- **To do**
Extract every line from the records below that contains the word "content".

- **Data to examine**
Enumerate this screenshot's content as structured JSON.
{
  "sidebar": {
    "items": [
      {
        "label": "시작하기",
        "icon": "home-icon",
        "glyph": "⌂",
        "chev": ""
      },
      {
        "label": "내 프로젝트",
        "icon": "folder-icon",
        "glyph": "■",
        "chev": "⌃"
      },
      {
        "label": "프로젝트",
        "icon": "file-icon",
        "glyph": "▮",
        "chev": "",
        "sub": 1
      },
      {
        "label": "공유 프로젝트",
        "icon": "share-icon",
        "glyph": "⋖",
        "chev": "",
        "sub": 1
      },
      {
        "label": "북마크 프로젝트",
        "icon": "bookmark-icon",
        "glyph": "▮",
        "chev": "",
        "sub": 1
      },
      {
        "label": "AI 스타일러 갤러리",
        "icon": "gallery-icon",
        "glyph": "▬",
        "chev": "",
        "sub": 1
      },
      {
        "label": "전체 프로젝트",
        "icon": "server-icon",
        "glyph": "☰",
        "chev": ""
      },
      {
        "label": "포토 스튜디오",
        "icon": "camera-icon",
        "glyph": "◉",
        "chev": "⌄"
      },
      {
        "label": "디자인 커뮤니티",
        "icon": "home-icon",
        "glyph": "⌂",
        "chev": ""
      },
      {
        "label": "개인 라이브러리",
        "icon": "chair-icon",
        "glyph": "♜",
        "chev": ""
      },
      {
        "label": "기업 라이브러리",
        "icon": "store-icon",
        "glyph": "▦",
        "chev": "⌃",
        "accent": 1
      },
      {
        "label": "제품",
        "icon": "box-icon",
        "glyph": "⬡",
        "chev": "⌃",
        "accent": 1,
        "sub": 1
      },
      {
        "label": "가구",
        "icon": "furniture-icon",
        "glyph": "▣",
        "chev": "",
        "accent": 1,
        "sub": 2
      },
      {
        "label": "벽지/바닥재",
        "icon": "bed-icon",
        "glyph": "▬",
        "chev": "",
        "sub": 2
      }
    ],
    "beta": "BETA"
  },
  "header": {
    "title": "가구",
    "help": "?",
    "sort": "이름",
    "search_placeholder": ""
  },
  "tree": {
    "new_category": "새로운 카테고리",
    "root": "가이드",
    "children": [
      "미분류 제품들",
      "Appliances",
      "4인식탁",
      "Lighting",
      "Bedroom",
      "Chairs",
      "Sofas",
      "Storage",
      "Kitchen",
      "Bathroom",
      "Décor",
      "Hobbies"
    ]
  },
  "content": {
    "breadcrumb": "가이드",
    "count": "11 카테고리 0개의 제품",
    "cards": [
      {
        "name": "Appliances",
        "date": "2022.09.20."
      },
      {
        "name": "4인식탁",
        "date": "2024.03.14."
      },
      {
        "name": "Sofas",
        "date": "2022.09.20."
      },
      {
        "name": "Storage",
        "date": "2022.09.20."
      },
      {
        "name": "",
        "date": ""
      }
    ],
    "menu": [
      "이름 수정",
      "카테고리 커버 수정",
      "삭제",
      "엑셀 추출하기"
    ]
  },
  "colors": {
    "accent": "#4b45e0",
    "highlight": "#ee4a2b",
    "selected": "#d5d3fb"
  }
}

- **Exercise output**
Enumerate this screenshot's content as structured JSON.
  "content": {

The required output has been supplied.